◆ **DATA SHOWN**:

========

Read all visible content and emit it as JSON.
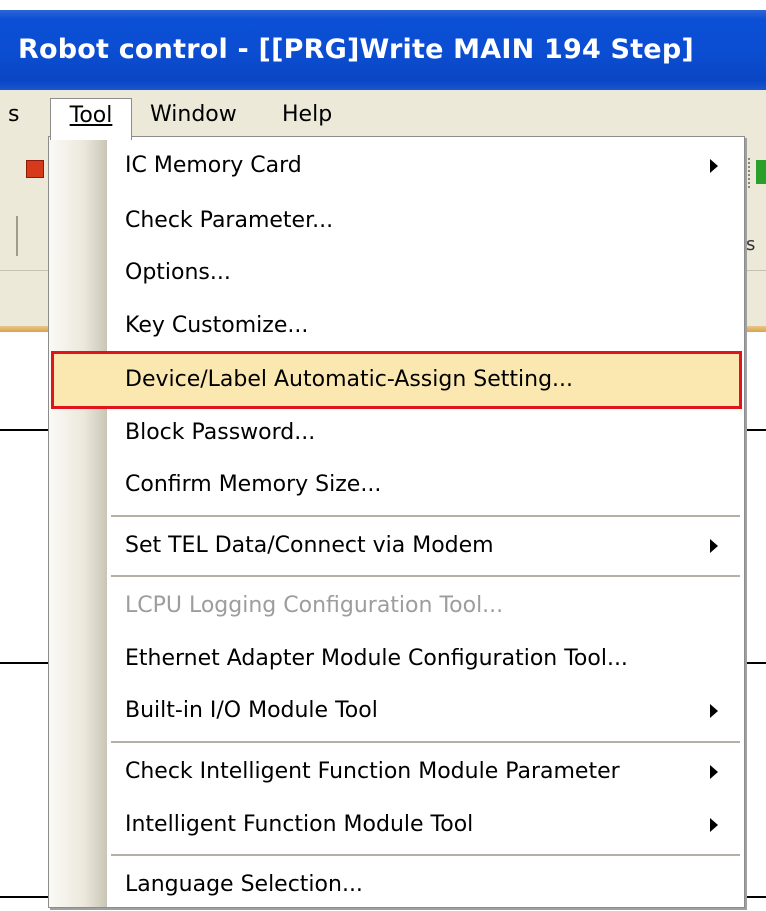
{
  "window": {
    "title": "Robot control - [[PRG]Write MAIN 194 Step]"
  },
  "menubar": {
    "items": [
      {
        "label": "s"
      },
      {
        "label": "Tool"
      },
      {
        "label": "Window"
      },
      {
        "label": "Help"
      }
    ]
  },
  "tool_menu": {
    "items": [
      {
        "label": "IC Memory Card",
        "submenu": true
      },
      {
        "label": "Check Parameter..."
      },
      {
        "label": "Options..."
      },
      {
        "label": "Key Customize..."
      },
      {
        "label": "Device/Label Automatic-Assign Setting...",
        "highlighted": true
      },
      {
        "label": "Block Password..."
      },
      {
        "label": "Confirm Memory Size..."
      },
      {
        "label": "Set TEL Data/Connect via Modem",
        "submenu": true
      },
      {
        "label": "LCPU Logging Configuration Tool...",
        "disabled": true
      },
      {
        "label": "Ethernet Adapter Module Configuration Tool..."
      },
      {
        "label": "Built-in I/O Module Tool",
        "submenu": true
      },
      {
        "label": "Check Intelligent Function Module Parameter",
        "submenu": true
      },
      {
        "label": "Intelligent Function Module Tool",
        "submenu": true
      },
      {
        "label": "Language Selection..."
      }
    ]
  },
  "background": {
    "partial_text": "s"
  },
  "colors": {
    "highlight_fill": "#fbe8b0",
    "highlight_border": "#e0141c",
    "titlebar": "#0b4ed2"
  }
}
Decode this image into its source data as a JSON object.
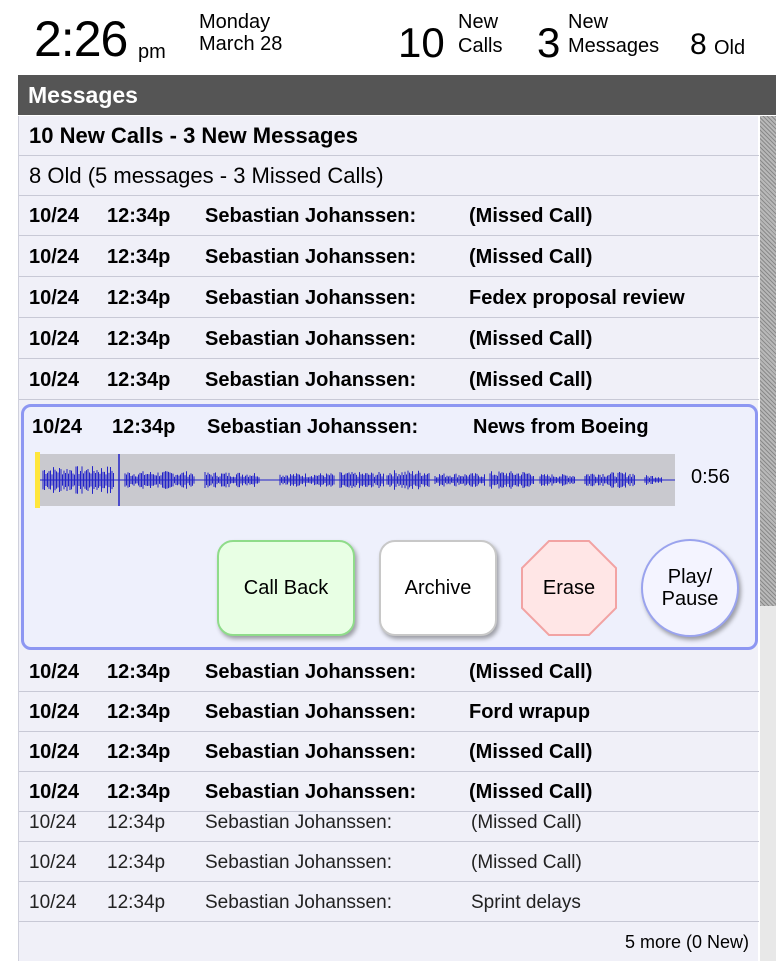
{
  "status": {
    "time": "2:26",
    "ampm": "pm",
    "day": "Monday",
    "date": "March 28",
    "new_calls_count": "10",
    "new_calls_label_1": "New",
    "new_calls_label_2": "Calls",
    "new_messages_count": "3",
    "new_messages_label_1": "New",
    "new_messages_label_2": "Messages",
    "old_count": "8",
    "old_label": "Old"
  },
  "panel": {
    "title": "Messages",
    "summary_new": "10 New Calls - 3 New Messages",
    "summary_old": "8 Old (5 messages - 3 Missed Calls)",
    "more": "5 more (0 New)"
  },
  "messages_before": [
    {
      "date": "10/24",
      "time": "12:34p",
      "name": "Sebastian Johanssen:",
      "subject": "(Missed Call)"
    },
    {
      "date": "10/24",
      "time": "12:34p",
      "name": "Sebastian Johanssen:",
      "subject": "(Missed Call)"
    },
    {
      "date": "10/24",
      "time": "12:34p",
      "name": "Sebastian Johanssen:",
      "subject": "Fedex proposal review"
    },
    {
      "date": "10/24",
      "time": "12:34p",
      "name": "Sebastian Johanssen:",
      "subject": "(Missed Call)"
    },
    {
      "date": "10/24",
      "time": "12:34p",
      "name": "Sebastian Johanssen:",
      "subject": "(Missed Call)"
    }
  ],
  "selected": {
    "date": "10/24",
    "time": "12:34p",
    "name": "Sebastian Johanssen:",
    "subject": "News from Boeing",
    "duration": "0:56",
    "playback_position": 0.0,
    "buttons": {
      "call_back": "Call Back",
      "archive": "Archive",
      "erase": "Erase",
      "play_line1": "Play/",
      "play_line2": "Pause"
    }
  },
  "messages_after": [
    {
      "date": "10/24",
      "time": "12:34p",
      "name": "Sebastian Johanssen:",
      "subject": "(Missed Call)",
      "read": false
    },
    {
      "date": "10/24",
      "time": "12:34p",
      "name": "Sebastian Johanssen:",
      "subject": "Ford wrapup",
      "read": false
    },
    {
      "date": "10/24",
      "time": "12:34p",
      "name": "Sebastian Johanssen:",
      "subject": "(Missed Call)",
      "read": false
    },
    {
      "date": "10/24",
      "time": "12:34p",
      "name": "Sebastian Johanssen:",
      "subject": "(Missed Call)",
      "read": false
    },
    {
      "date": "10/24",
      "time": "12:34p",
      "name": "Sebastian Johanssen:",
      "subject": "(Missed Call)",
      "read": true
    },
    {
      "date": "10/24",
      "time": "12:34p",
      "name": "Sebastian Johanssen:",
      "subject": "(Missed Call)",
      "read": true
    },
    {
      "date": "10/24",
      "time": "12:34p",
      "name": "Sebastian Johanssen:",
      "subject": "Sprint delays",
      "read": true
    }
  ],
  "colors": {
    "waveform": "#2323c8",
    "selection_border": "#8d97f2",
    "call_back": "#e8ffe4",
    "erase": "#ffe6e6",
    "title_bar": "#555555"
  }
}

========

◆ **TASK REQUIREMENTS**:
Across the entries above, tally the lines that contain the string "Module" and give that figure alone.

◆ **WRITTEN ANSWER**:
4